- [Instructions to follow]
Search the entries for the word "true". Copy every line where it turns up.

[[ Data for this exercise, beginning ]]

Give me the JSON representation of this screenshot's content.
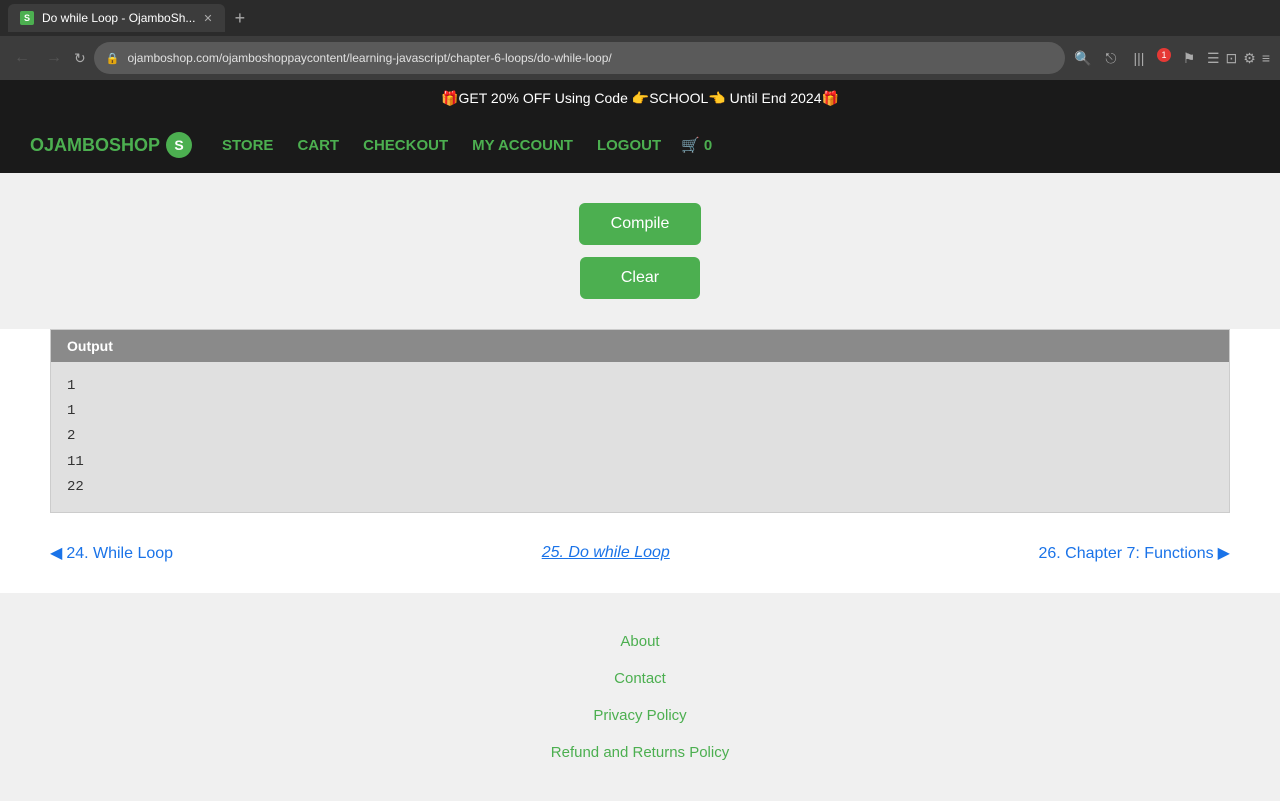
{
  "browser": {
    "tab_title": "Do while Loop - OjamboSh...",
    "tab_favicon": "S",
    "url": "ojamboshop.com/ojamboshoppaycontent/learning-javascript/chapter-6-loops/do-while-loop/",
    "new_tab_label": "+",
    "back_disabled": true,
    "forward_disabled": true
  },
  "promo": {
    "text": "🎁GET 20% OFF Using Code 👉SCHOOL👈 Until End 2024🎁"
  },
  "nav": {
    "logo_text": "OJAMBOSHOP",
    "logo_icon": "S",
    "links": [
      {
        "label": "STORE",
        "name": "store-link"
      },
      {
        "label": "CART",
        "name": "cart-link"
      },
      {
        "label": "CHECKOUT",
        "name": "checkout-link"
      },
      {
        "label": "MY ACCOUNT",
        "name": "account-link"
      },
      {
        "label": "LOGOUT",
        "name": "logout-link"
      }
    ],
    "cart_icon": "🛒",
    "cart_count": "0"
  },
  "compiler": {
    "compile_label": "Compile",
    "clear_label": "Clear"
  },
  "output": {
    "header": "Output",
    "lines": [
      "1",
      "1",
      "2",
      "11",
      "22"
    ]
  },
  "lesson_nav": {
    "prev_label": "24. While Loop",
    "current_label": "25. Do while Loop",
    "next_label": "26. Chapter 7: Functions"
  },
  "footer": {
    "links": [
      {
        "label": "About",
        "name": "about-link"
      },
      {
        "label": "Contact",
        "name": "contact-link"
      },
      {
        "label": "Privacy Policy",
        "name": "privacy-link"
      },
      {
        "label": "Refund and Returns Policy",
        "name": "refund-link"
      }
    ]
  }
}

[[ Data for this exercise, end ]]
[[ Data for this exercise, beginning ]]

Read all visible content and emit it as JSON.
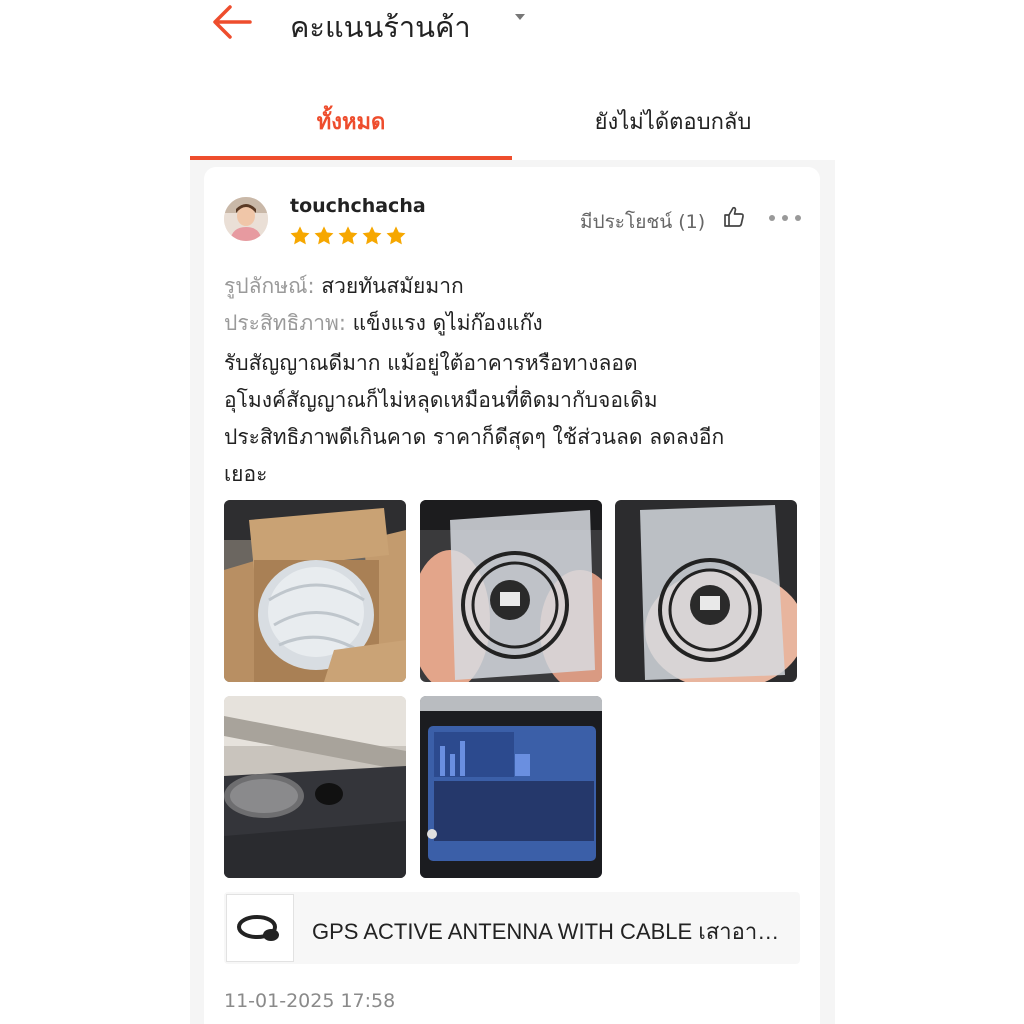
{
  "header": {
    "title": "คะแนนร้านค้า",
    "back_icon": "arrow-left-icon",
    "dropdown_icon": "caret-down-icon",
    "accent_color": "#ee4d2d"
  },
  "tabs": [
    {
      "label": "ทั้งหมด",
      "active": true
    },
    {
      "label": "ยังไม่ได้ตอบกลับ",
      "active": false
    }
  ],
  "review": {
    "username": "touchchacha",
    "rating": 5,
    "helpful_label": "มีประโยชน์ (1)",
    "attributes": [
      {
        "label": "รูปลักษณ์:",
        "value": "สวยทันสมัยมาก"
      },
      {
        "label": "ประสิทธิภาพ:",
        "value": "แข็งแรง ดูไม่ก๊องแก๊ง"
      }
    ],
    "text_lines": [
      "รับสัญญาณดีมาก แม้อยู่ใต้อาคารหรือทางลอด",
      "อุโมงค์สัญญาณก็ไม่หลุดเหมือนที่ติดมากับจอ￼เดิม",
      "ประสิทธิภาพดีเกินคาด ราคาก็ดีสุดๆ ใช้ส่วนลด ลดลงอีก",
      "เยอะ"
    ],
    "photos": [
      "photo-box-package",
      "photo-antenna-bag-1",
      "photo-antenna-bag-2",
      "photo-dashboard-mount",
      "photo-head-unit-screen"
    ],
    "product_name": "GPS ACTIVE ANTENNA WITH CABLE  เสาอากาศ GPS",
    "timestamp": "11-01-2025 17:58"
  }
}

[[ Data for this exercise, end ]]

- [Final answer]
    "back_disabled": true,
    "forward_disabled": true
      "active": true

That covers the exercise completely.